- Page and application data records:
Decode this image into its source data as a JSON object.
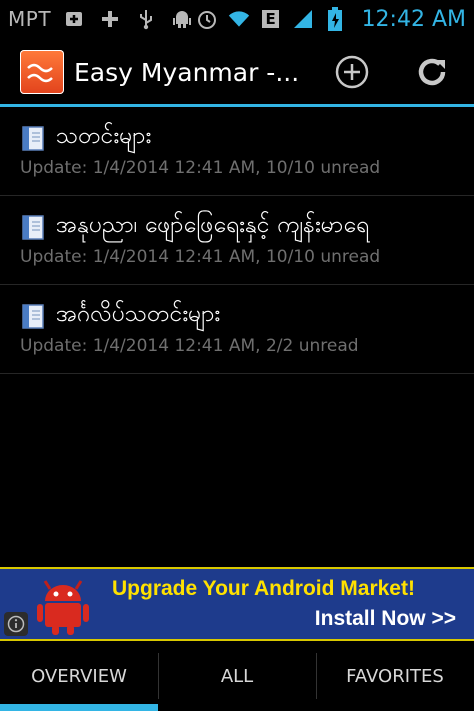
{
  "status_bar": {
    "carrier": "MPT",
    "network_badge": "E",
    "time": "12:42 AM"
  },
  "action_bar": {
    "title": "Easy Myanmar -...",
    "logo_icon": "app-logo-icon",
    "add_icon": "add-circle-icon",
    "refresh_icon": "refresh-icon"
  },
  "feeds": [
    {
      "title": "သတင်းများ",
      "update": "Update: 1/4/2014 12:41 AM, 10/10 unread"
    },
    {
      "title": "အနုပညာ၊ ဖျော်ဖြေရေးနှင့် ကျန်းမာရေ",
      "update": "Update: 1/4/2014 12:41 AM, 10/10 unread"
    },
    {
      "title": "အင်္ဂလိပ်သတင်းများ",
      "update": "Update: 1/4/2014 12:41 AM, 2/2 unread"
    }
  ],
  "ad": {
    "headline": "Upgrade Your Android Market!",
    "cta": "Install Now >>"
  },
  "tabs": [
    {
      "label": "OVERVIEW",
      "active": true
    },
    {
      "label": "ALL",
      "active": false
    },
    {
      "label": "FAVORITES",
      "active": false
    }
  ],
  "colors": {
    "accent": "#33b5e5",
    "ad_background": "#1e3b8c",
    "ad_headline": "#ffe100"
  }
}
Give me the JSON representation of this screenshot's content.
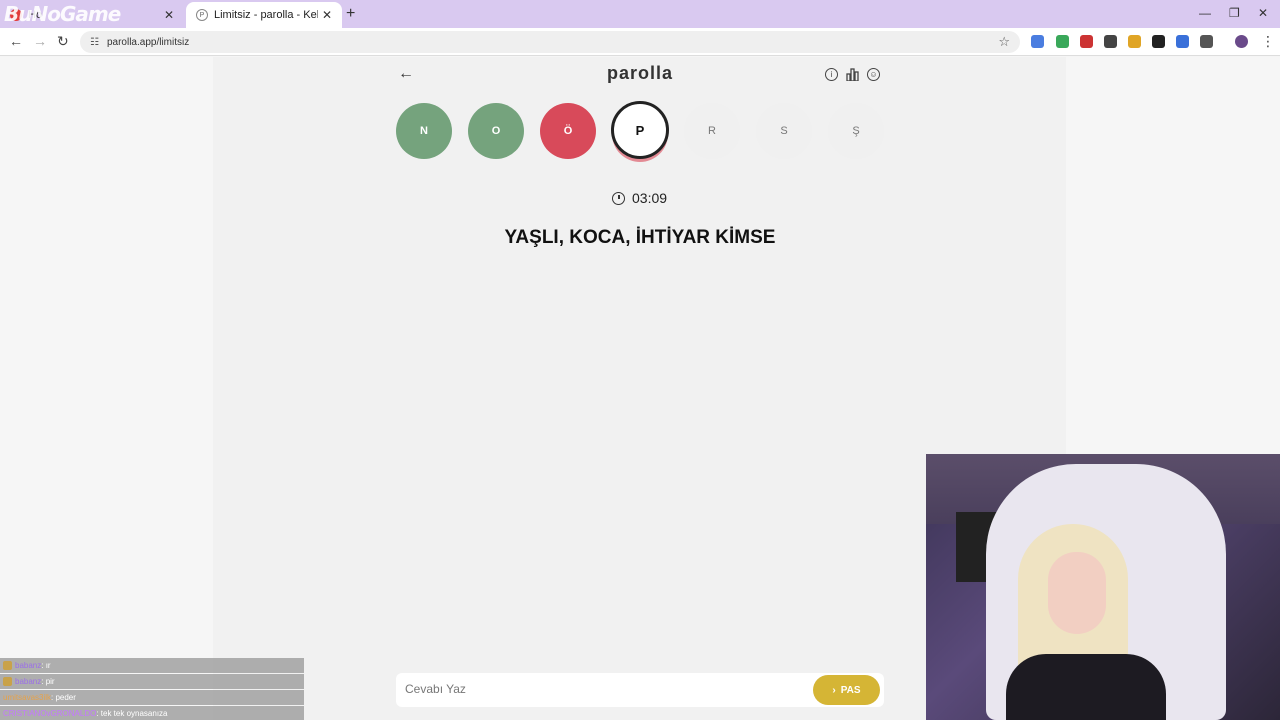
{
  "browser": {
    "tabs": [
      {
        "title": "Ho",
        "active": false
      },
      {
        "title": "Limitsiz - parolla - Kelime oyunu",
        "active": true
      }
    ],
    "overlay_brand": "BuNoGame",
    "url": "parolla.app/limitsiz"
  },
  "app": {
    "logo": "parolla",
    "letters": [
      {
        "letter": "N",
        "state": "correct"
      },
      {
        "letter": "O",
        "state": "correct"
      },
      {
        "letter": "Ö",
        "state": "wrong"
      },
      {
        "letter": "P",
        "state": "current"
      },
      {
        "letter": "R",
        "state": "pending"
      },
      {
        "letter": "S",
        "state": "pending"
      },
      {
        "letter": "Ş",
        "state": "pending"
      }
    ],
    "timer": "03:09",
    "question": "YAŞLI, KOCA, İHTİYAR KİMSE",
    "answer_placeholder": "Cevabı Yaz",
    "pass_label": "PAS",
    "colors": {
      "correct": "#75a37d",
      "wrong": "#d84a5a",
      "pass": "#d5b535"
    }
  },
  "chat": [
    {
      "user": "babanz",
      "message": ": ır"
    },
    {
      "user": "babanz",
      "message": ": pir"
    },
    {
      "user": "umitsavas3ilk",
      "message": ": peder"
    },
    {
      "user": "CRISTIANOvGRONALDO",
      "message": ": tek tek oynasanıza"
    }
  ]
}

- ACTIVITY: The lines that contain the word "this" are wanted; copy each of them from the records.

- RESPONSE BOX:
Decode this image into its source data as a JSON object.
Give me the JSON representation of this screenshot's content.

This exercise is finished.